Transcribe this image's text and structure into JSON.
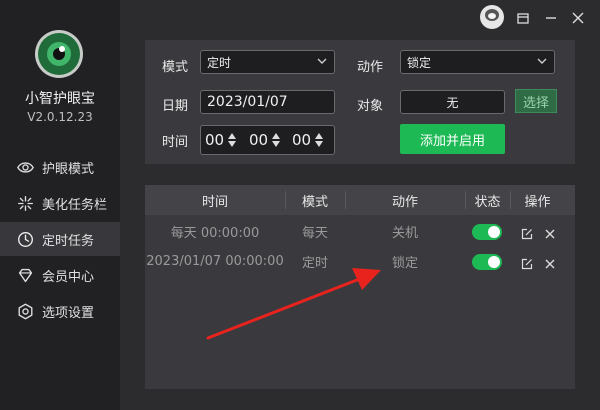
{
  "app": {
    "name": "小智护眼宝",
    "version": "V2.0.12.23"
  },
  "sidebar": {
    "items": [
      {
        "label": "护眼模式",
        "icon": "eye-icon",
        "active": false
      },
      {
        "label": "美化任务栏",
        "icon": "sparkle-icon",
        "active": false
      },
      {
        "label": "定时任务",
        "icon": "clock-icon",
        "active": true
      },
      {
        "label": "会员中心",
        "icon": "diamond-icon",
        "active": false
      },
      {
        "label": "选项设置",
        "icon": "gear-icon",
        "active": false
      }
    ]
  },
  "form": {
    "mode_label": "模式",
    "mode_value": "定时",
    "action_label": "动作",
    "action_value": "锁定",
    "date_label": "日期",
    "date_value": "2023/01/07",
    "target_label": "对象",
    "target_value": "无",
    "select_button": "选择",
    "time_label": "时间",
    "hour": "00",
    "minute": "00",
    "second": "00",
    "add_button": "添加并启用"
  },
  "table": {
    "headers": [
      "时间",
      "模式",
      "动作",
      "状态",
      "操作"
    ],
    "rows": [
      {
        "time": "每天 00:00:00",
        "mode": "每天",
        "action": "关机",
        "enabled": true
      },
      {
        "time": "2023/01/07 00:00:00",
        "mode": "定时",
        "action": "锁定",
        "enabled": true
      }
    ]
  },
  "colors": {
    "accent": "#1db954",
    "annotation": "#e8231e",
    "sidebar_bg": "#212124",
    "content_bg": "#2c2c2f"
  }
}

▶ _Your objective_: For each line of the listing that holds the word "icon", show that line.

▶ _Final answer_:
        "icon": "eye-icon",
        "icon": "sparkle-icon",
        "icon": "clock-icon",
        "icon": "diamond-icon",
        "icon": "gear-icon",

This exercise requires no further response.